“I met the author of this autobiography through a mutual acquaintance four years ago. We were all attending a ballet in Windsor, Ontario, where I have occasion to do business on a monthly basis, and from the outset she impressed me as a striking if austere woman…
“Our first introduction was casual and she was introduced simply as Miriam. I had no reason to ask her full name which, in fact, I never learned. One afternoon several months later, after she became my neighbour in Toronto, we were having coffee in her kitchen when a signed cheque blew off the counter onto the floor. Picking it up for her, I noticed the signature, M.M. Miriam. Miriam is your last name, I asked. She replied that it was the only name she used, her tone intimating that she did not wish to pursue the subject. I dropped it. One may safely assume the initials refer to the appellations she adopts in her autobiography, Mary, Maria, Mari, all variations of the name Miriam, allusions to the sea. Actually, I am uncertain what the initials stand for. I knew her simply as Miriam…”
When Miriam was first released the Minyan of Chrones debated whether this novel should be considered midrash.

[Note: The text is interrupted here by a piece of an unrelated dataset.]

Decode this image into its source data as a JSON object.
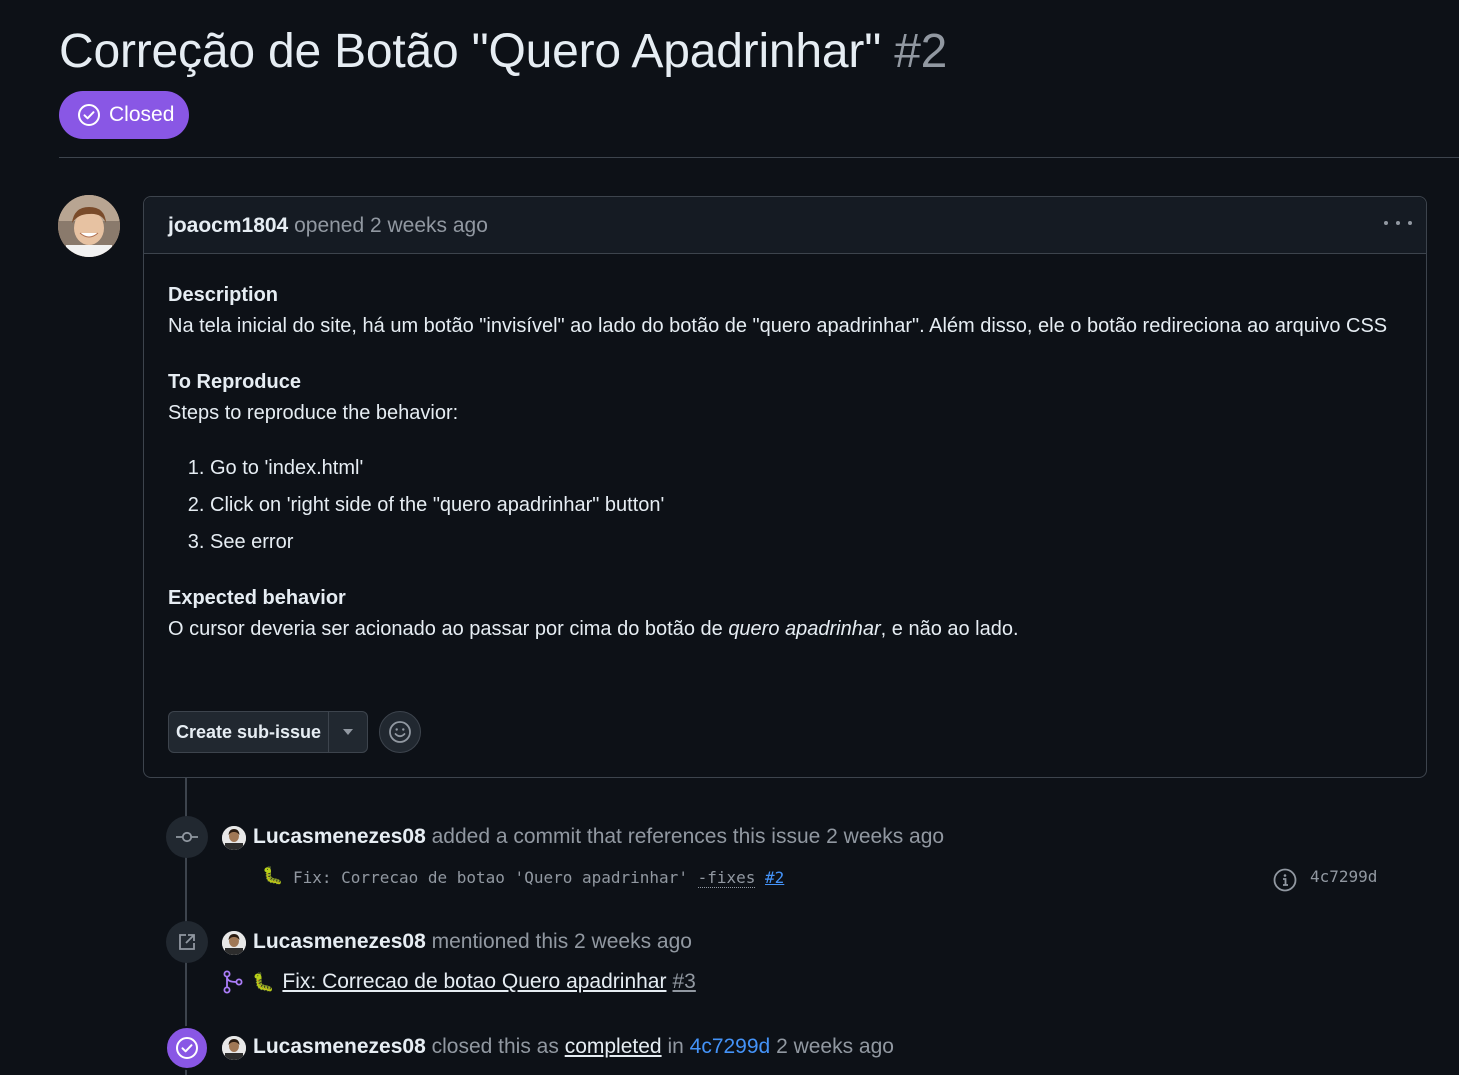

Soon to be re-released, Miriam; An Autobiography, is a novel designed for the internet, unfortunately before there was one.